The nullable types introduced with 2.0 give us a form of value types that can have the semantic null, through a different mechanism than that of reference types. Most of this you could code yourself if it didn't exist, but special boxing and promotion rules allow for more sensible boxing and operator use.
Okay. Now let's consider why
NullReferenceExceptions happen in the first place. Two are inevitable, and one was a design decision in C# (and doesn't apply to all of .NET).
- You try to call a virtual method or property, or access a field on a null reference. This has to fail, because there's no way to look up what override should be called, and no such field.
- You call a non-virtual method or property on a null reference which in turn calls a virtual method or property, or accesses a field. This is obviously a variant on point one, but the design decision we're coming to next has the advantage of guaranteeing this fails at the start, rather than part-way through (which could be confusing and have long-term side-effects).
- You call a non-virtual method or property on a null reference which does not call a virtual method or property, or access a field. There's no inherent reason why this should not be allowed, and some languages allow it, but in C# they decided to use
callvirt rather than
call to force a
NullReferenceException for the sake of consistency (can't say I agree, but there you go).
None of these cases apply in any way to a nullable value type. It is impossible to put a nullable value type into a condition in which there is no way to know which field or method override to access. The whole concept of
NullReferenceException just doesn't make sense here.
In all, not throwing a
NullReferenceException is consistent with the other types - types through it if and only if a null reference is used.
Note that there is a case where calling on a null nullable-type throws, it does so with
GetType() is not virtual, and when called on a value-type there is always an implied boxing. This is true of other value types so:
is treated as:
But in the case of nullable types, boxing turns those with a false
HasValue into null, and hence:
being treated as:
which results in
GetType() being called on a null object, and hence throwing.
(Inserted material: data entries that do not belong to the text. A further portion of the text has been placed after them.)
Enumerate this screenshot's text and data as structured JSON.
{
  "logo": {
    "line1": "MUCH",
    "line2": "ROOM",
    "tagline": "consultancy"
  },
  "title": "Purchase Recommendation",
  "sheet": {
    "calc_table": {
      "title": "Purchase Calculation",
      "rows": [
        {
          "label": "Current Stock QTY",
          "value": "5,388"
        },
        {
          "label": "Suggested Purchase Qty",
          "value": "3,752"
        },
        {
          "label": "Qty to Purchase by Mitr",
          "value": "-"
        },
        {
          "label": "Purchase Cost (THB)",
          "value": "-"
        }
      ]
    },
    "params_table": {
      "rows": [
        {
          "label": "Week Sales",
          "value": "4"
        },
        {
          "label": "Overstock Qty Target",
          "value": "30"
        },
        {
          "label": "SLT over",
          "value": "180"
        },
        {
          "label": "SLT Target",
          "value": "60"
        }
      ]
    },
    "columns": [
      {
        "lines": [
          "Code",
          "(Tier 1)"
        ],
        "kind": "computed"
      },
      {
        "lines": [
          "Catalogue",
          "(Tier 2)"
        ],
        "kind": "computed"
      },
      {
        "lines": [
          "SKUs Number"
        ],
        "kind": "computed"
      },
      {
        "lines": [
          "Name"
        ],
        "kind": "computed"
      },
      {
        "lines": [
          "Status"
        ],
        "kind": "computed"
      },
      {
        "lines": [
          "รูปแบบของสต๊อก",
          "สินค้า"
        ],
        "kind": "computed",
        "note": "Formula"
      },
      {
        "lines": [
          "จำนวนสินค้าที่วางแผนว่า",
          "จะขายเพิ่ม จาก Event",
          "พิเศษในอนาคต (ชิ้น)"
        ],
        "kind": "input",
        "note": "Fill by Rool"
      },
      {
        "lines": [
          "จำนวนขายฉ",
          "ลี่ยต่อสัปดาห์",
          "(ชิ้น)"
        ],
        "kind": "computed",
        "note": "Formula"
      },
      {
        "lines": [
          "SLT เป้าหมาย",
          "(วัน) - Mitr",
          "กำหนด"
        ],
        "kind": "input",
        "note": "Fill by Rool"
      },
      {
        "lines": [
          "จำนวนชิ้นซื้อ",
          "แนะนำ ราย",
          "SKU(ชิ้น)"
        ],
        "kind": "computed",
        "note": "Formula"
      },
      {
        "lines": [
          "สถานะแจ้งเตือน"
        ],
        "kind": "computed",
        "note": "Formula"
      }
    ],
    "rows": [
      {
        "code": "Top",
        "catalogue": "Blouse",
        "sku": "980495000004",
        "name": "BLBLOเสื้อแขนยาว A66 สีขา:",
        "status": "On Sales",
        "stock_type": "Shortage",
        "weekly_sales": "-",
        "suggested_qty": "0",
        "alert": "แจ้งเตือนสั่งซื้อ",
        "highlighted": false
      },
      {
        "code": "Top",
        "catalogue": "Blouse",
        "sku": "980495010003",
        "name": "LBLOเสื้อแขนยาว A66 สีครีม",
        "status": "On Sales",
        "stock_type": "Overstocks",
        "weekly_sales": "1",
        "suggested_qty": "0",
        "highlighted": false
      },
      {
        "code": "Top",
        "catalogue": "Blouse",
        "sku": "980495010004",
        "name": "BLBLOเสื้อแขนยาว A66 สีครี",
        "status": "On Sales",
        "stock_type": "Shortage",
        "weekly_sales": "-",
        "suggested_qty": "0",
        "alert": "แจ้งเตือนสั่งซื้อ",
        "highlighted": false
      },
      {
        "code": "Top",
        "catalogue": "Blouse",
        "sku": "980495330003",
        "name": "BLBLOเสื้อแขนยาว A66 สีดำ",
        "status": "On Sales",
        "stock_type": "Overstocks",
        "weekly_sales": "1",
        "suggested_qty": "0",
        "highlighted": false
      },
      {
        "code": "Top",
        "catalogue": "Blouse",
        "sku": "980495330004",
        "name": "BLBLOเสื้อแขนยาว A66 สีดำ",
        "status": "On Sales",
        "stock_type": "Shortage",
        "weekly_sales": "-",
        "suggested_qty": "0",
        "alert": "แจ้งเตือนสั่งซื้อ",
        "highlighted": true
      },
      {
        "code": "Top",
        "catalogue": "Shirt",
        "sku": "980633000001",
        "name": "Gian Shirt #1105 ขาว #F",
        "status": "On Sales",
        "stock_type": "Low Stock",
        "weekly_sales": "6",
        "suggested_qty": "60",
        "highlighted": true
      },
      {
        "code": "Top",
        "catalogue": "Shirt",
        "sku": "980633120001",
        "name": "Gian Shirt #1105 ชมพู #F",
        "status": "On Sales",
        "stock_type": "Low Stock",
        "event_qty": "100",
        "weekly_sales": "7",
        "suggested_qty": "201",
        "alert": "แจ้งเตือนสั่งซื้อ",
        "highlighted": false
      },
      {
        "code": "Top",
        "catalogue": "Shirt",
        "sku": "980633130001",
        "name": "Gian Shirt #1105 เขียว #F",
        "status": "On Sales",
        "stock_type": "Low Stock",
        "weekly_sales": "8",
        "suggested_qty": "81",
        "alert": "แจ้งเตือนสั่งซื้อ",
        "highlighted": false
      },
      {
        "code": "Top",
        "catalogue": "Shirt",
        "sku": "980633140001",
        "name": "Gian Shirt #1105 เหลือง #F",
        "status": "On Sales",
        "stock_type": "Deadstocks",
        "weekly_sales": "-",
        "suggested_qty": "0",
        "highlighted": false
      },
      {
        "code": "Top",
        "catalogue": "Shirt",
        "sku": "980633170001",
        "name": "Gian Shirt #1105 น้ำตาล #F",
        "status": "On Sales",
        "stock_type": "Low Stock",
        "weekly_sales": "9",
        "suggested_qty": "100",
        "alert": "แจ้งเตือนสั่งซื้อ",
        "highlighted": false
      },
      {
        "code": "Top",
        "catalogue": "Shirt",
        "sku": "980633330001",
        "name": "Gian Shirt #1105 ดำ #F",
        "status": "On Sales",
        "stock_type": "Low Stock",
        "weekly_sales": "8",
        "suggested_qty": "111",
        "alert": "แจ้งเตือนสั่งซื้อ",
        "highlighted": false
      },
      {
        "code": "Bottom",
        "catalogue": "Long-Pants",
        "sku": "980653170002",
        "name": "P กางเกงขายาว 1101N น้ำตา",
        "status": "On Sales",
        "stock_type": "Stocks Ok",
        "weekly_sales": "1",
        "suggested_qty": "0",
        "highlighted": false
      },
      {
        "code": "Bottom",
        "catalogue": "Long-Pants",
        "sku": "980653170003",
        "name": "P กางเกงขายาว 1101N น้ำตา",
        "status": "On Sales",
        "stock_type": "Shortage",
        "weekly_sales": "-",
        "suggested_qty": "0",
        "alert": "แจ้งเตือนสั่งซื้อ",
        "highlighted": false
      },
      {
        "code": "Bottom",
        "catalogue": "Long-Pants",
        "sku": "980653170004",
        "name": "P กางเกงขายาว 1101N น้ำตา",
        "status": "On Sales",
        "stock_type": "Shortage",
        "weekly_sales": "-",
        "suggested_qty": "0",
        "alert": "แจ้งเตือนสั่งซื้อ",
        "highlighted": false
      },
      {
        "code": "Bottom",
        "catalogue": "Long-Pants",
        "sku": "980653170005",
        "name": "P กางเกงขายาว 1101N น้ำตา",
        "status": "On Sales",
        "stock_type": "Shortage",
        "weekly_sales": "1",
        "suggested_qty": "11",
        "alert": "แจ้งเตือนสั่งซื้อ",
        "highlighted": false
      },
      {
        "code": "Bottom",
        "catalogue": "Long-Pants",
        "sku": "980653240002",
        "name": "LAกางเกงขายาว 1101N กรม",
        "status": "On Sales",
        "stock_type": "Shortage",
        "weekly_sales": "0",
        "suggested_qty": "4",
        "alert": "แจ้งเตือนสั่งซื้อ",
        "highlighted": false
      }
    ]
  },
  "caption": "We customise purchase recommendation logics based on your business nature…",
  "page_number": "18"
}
This incidentally brings us to why not faking
NullReferenceType was the more sensible design decision - people who need that behaviour can always box. If you want it to through then use
((object)myNullableValue).GetString() so there's no need for the language to treat it as a special case to force the exception.
Oh, I forgot to mention the mechanics behind
The test for
NullReferenceException is very cheap, because it mostly just ignores the problem, and then catches the exception from the OS if it happens. In other words, there is no test.
See What is the CLR implementation behind raising/generating a null reference exception? and note how none of that would work with nullable value types.